09/15/2011 10:32 am ET Updated Dec 06, 2017

Missoni at Target: Sets off Worldwide Melee

When I told my brother and husband to buy that Whole Foods coupon that LivingSocial was offering on Tuesday, I knew I was on to something hot. Woo hoo! I spent $10 for $20 worth of groceries at my neighborhood's most overpriced grocery store. Then my husband burst my bubble by explaining that I'll likely spend more than $20 at Whole Foods thereby reducing my percentage saved, and they'll have me over a barrel. This is true of course, due in part to my Mexican Standoff with rival grocery store Safeway, who I have boycotted over the outrageous communist pricing of their milk. For a few fleeting seconds though, that coupon felt like a coup.

We all love a bargain, don't we?

The Whole Foods coupon sellout wasn't a surprise. But yesterday's run-on-Target news shocked me. I cannot wrap my mind around how the unveiling of the Missoni line at Target was worth people lining up for miles, playing punch and grab and then reselling it all online for higher prices. These people do know the store of origin is Target, right? Not Bergdorf, not Barneys, but Target -- the place where I buy my tampons and dog treats.

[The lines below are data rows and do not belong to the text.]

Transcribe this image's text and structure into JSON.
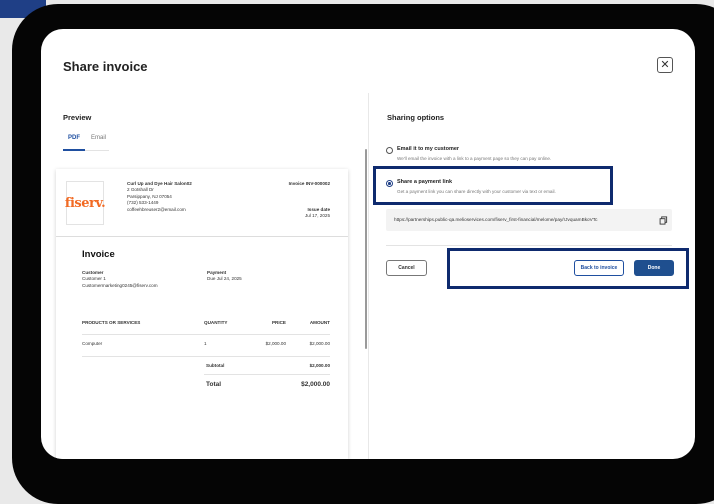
{
  "modal": {
    "title": "Share invoice",
    "close_glyph": "✕"
  },
  "preview": {
    "title": "Preview",
    "tabs": [
      {
        "label": "PDF",
        "active": true
      },
      {
        "label": "Email",
        "active": false
      }
    ]
  },
  "invoice": {
    "logo_text": "fiserv.",
    "business": {
      "name": "Curl Up and Dye Hair Salon02",
      "address1": "2 Gotshall Dr",
      "address2": "Parsippany, NJ 07054",
      "phone": "(732) 533-1449",
      "email": "coffeehbreuser2@email.com"
    },
    "number_label": "Invoice INV-000002",
    "issue_date_label": "Issue date",
    "issue_date": "Jul 17, 2025",
    "heading": "Invoice",
    "customer_label": "Customer",
    "customer_name": "Customer 1",
    "customer_email": "Customermarketing0245@fiserv.com",
    "payment_label": "Payment",
    "payment_due": "Due Jul 24, 2025",
    "columns": [
      "PRODUCTS OR SERVICES",
      "QUANTITY",
      "PRICE",
      "AMOUNT"
    ],
    "items": [
      {
        "name": "Computer",
        "quantity": "1",
        "price": "$2,000.00",
        "amount": "$2,000.00"
      }
    ],
    "subtotal_label": "Subtotal",
    "subtotal": "$2,000.00",
    "total_label": "Total",
    "total": "$2,000.00"
  },
  "sharing": {
    "title": "Sharing options",
    "option_email": {
      "label": "Email it to my customer",
      "desc": "We'll email the invoice with a link to a payment page so they can pay online.",
      "selected": false
    },
    "option_link": {
      "label": "Share a payment link",
      "desc": "Get a payment link you can share directly with your customer via text or email.",
      "selected": true
    },
    "link_url": "https://partnerships.public-qa.melioservices.com/fiserv_first-financial/melome/pay/rJvquamBkoVTc",
    "copy_icon": "copy-icon",
    "cancel_label": "Cancel",
    "back_label": "Back to invoice",
    "done_label": "Done"
  },
  "colors": {
    "accent": "#1f4f8f",
    "highlight": "#0e2a6e",
    "brand_logo": "#f26a23"
  }
}
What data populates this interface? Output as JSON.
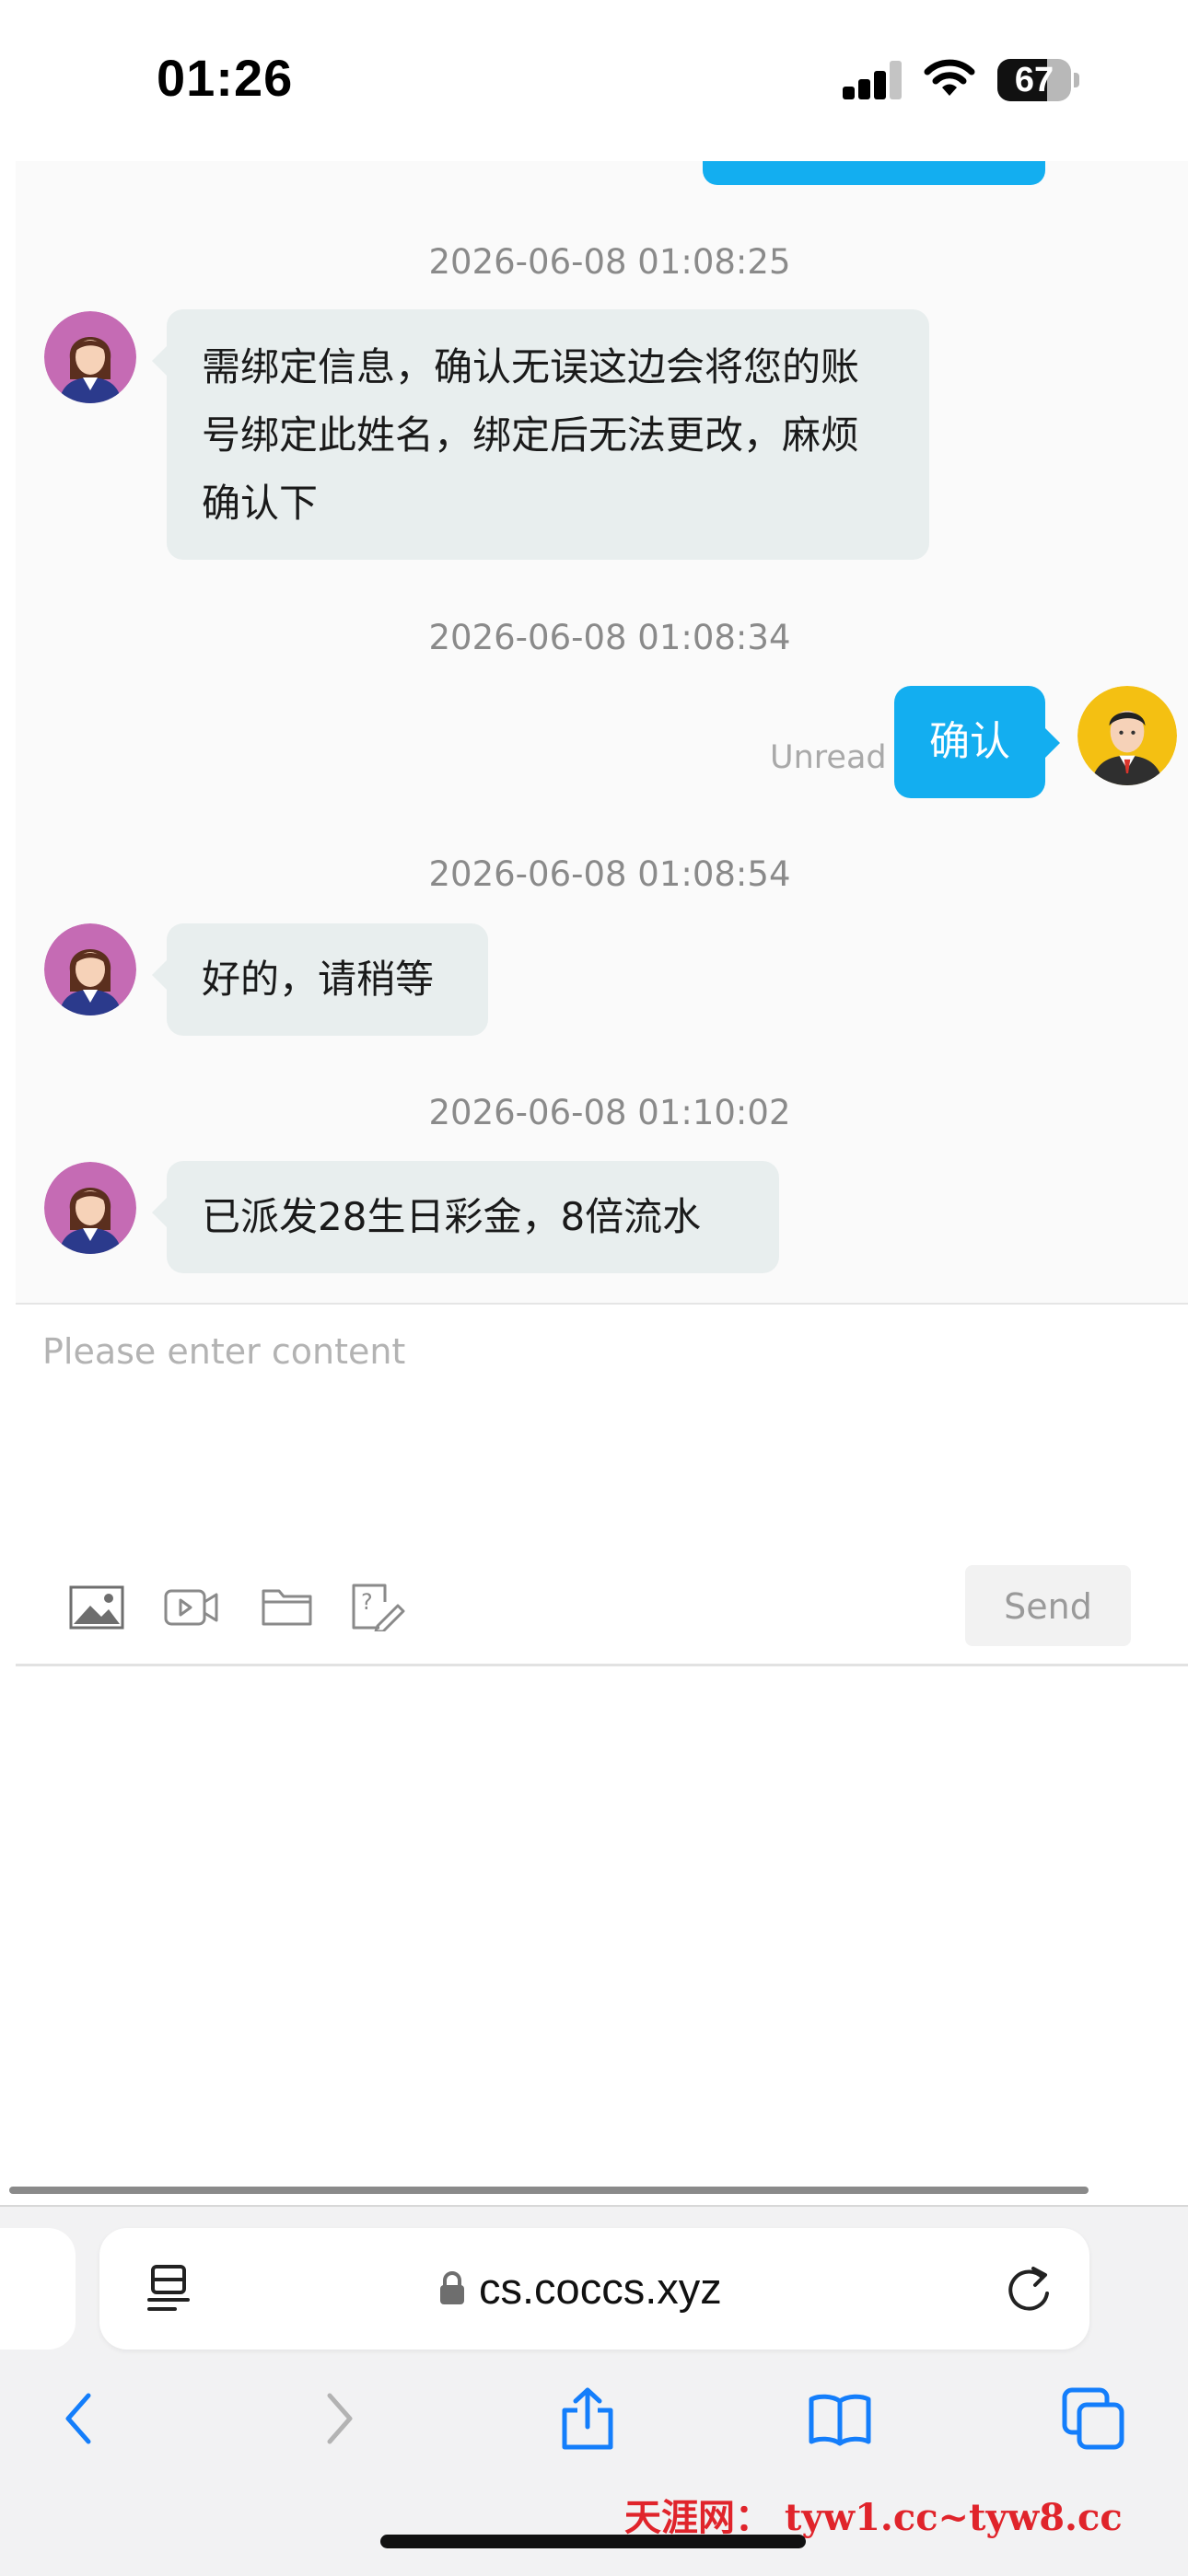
{
  "status_bar": {
    "time": "01:26",
    "battery_level": "67",
    "battery_fraction": 0.67,
    "icons": [
      "signal-icon",
      "wifi-icon",
      "battery-icon"
    ]
  },
  "chat": {
    "messages": [
      {
        "timestamp": "2026-06-08 01:08:25",
        "sender": "agent",
        "text": "需绑定信息，确认无误这边会将您的账号绑定此姓名，绑定后无法更改，麻烦确认下"
      },
      {
        "timestamp": "2026-06-08 01:08:34",
        "sender": "user",
        "text": "确认",
        "status": "Unread"
      },
      {
        "timestamp": "2026-06-08 01:08:54",
        "sender": "agent",
        "text": "好的，请稍等"
      },
      {
        "timestamp": "2026-06-08 01:10:02",
        "sender": "agent",
        "text": "已派发28生日彩金，8倍流水"
      }
    ],
    "colors": {
      "user_bubble": "#13aef0",
      "agent_bubble": "#e8eeee"
    }
  },
  "composer": {
    "placeholder": "Please enter content",
    "send_label": "Send",
    "tools": [
      "image-icon",
      "video-icon",
      "folder-icon",
      "feedback-icon"
    ]
  },
  "browser": {
    "url": "cs.coccs.xyz",
    "nav_icons": [
      "back-icon",
      "forward-icon",
      "share-icon",
      "bookmarks-icon",
      "tabs-icon"
    ]
  },
  "watermark": "天涯网： tyw1.cc~tyw8.cc"
}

I'm not sure what is going on in the world but I'm feeling very conflicted. By the time Halston sold out to JC Penney, no one wanted to even snort a line with him, much less wait in one to buy his clothes. To me, a real score is getting a Diane Von Furstenberg online for half price. I don't have to wait in lines, it gets shipped to my house where I can try it on without judgment and it's the real thing. DVF on sale. Not DVF of a lesser quality for Target. And if DVF did end up in Target and I bought some of her stuff? I would never resell it online. I would go home, sit on my bed with the fruits of my labor around me and do like my 5-year-old niece does and scream, "MINE MINE MINE!"

Is there a new trend brewing in disposable clothing with a big name on it? Plenty of designers have had lines at Target. I received a Kohl's catalog yesterday in my mailbox and Jennifer Lopez was on the cover hawking her new fashion line. (Guess she's not using real fur anymore, huh? Slumming it with the little people really changes your business plan doesn't it, J. Lo?) (She was making out with Mark Anthony inside the front cover. I think someone dropped their editing wand too soon.) (Also, I don't know either why I'm getting a Kohl's catalog. I'd been throwing them away until I realized my husband's name was on them. Oops. But it doesn't belong in the mailbox touching my Harper's Bazaar!)

Then my poor eyes were assaulted with some advertisement for Sears. Guess who has a new line there? The most confounding celebrities of the century -- my all time favorite bubbleheads -- the Kardashians -- who, by the way, were made supreme fun of the other day:

Sigh. So it's not just me who sees it then?

I guess what I'm saying is that the appeal of a luxury brand loses its, well, appeal, once it's available to the mass market. Does this make me a snob? Maybe a little. I would not line up to buy a cheap version of a brand if I wasn't willing to buy it through their regular collection. I also hate mass market shopping for the same reason I don't wear khakis: I don't want to wear what everyone else is wearing.


Melissa blogs at Velvet in Dupont and can be found on Facebook.